The second Iranian, Sayyed Akbar Tabatabaei, the Africa commander of the Quds Force (the branch of the Revolutionary Guards charged with exporting the revolution overseas), had received his entry permit to Nigeria to “provide administrative support” to the Iranian Embassy, as per the request of the Iranian Foreign Ministry. Holding diplomatic immunity, Tabatabaei found refuge on Mottaki’s plane and flew with him to Iran. Subsequently, according to reports, he was sent to Venezuela to oversee Quds Force recruitment in Latin America. Mottaki was replaced as foreign minister during a later visit to Senegal, as Tehran was dissatisfied with his failure. Nigeria reported Iran to the UN Security Council, of which it was a member, where all the known details were disclosed. The case of Aghajani and his Nigerian accomplices is still being tried in a Nigerian court.

Iran became interested in Nigeria, the most populous country in Africa and the fifth largest provider of oil to the U.S., where more than half the population practices Islam. Iran identified Nigeria as a regional power that could serve its interests in Africa and provide support at international forums. Economic ties between the countries were forged in the late 1990s and were accelerated after Iranian President Khatami’s visit there in 2005.

The main topic during Zarif’s visit is  Nigeria’s energy shortage. While Nigeria is an oil exporter, the country suffers from chronic shortages of refined fuel products due to limited refinery capacity and widespread corruption in the energy sector.

Iran urged Nigeria to adopt nuclear technology, which greatly worried the United States. During his last visit to Nigeria in July 2009, President Ahmadinejad promoted nuclear energy as a cheap energy source.

Addressing Zarif during his current visit to Nigeria, the Nigerian President said “You have also achieved a lot in nuclear research. I must also congratulate you for successfully negotiating with America and the European countries on the development of your nuclear energy.”

About Track Persia

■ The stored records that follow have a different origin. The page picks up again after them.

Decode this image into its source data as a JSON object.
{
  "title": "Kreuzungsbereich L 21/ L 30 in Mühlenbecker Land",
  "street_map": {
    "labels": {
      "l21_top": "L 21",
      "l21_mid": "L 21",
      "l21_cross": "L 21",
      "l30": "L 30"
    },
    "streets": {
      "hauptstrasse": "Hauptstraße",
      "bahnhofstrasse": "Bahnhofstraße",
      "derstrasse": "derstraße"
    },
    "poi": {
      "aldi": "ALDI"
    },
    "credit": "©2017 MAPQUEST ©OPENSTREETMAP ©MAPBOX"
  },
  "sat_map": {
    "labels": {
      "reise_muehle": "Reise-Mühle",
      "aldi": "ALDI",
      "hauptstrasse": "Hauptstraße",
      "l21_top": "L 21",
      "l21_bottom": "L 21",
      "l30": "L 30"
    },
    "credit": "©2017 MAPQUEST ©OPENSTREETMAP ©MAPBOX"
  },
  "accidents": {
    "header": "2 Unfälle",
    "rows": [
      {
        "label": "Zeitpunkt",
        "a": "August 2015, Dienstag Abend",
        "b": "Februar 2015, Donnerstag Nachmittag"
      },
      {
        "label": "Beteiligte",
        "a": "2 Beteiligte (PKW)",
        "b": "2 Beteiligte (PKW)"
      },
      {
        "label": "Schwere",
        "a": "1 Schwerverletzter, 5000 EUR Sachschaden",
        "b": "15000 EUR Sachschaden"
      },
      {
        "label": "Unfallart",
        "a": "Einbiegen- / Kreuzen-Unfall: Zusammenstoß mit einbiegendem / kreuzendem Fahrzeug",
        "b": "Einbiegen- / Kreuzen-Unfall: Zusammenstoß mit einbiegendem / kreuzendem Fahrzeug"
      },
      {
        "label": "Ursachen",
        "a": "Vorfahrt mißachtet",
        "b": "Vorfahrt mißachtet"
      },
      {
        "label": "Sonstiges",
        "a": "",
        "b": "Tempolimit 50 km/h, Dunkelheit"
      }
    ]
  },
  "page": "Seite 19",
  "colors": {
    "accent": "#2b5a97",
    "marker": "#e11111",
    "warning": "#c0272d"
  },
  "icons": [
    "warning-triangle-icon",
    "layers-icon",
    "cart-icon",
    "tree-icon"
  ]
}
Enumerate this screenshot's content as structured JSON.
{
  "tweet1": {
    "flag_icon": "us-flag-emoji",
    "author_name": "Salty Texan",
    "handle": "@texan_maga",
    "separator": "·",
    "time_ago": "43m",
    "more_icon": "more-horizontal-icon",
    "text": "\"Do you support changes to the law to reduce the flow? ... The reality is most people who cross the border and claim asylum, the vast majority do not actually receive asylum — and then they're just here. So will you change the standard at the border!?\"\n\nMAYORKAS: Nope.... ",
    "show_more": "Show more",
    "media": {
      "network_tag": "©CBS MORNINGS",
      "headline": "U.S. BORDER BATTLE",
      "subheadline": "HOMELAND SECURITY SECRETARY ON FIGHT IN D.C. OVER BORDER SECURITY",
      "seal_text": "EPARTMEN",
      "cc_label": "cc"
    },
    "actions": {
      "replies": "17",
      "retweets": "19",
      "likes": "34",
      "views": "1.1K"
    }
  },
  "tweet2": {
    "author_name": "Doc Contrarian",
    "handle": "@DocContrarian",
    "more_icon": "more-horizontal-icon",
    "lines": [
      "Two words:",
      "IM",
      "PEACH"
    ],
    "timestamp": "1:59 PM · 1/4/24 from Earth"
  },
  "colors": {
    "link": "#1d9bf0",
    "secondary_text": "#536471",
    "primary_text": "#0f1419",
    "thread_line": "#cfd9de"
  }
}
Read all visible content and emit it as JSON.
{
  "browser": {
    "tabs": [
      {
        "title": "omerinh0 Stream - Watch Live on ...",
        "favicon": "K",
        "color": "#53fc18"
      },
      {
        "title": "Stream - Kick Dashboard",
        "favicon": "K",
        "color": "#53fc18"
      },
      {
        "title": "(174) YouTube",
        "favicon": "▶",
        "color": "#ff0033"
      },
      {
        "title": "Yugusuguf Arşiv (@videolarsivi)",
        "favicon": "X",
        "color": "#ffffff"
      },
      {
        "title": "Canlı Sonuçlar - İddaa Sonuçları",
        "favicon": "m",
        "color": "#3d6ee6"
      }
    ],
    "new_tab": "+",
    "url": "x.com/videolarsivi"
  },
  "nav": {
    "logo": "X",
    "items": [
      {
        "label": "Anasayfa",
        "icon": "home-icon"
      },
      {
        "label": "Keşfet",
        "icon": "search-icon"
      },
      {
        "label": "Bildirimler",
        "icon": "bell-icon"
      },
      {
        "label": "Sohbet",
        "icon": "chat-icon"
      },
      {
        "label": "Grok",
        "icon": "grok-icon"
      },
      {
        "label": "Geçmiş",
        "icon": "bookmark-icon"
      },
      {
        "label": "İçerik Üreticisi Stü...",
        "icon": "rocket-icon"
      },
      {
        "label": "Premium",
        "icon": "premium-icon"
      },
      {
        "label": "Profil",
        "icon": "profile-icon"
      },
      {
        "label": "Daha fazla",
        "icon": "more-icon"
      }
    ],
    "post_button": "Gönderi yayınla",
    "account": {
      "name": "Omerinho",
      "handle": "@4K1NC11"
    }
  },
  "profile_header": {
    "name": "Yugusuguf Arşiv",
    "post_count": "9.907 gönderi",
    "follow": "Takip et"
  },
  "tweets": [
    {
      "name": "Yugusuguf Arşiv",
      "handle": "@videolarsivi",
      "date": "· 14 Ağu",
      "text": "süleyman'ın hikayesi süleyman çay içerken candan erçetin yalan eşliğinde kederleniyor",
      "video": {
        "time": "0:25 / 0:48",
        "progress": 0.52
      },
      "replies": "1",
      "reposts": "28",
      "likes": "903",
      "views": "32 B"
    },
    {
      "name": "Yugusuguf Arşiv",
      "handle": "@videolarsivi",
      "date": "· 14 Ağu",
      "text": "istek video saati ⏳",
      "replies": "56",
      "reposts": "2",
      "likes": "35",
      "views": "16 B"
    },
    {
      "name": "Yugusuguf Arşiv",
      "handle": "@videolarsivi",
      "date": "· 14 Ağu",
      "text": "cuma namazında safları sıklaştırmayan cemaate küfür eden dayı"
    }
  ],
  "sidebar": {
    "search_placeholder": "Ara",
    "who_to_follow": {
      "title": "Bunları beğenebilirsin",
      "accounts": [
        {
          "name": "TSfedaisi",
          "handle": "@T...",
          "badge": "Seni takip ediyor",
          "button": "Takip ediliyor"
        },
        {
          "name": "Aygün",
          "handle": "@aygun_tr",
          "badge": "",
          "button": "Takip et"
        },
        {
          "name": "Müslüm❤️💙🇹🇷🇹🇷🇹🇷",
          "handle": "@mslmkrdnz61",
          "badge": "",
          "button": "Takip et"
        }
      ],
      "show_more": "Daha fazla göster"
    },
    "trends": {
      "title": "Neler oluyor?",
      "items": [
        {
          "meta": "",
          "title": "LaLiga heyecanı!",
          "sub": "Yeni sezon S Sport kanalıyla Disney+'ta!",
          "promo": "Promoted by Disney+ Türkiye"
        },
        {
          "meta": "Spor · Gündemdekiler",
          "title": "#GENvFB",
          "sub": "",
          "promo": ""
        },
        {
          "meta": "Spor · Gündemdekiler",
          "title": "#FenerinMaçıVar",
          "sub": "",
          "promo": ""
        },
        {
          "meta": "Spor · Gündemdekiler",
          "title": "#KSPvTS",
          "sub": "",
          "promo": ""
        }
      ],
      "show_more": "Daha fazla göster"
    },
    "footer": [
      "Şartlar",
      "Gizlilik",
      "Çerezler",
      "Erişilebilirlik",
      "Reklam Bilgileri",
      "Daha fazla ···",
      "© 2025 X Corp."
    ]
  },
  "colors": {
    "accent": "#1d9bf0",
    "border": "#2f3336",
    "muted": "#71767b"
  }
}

Track Persia is a Platform run by dedicated analysts who spend much of their time researching the Middle East, in due process we fall upon many indications of growing expansionary ambitions on the part of Iran in the MENA region and the wider Islamic world. These ambitions commonly increase tensions and undermine stability.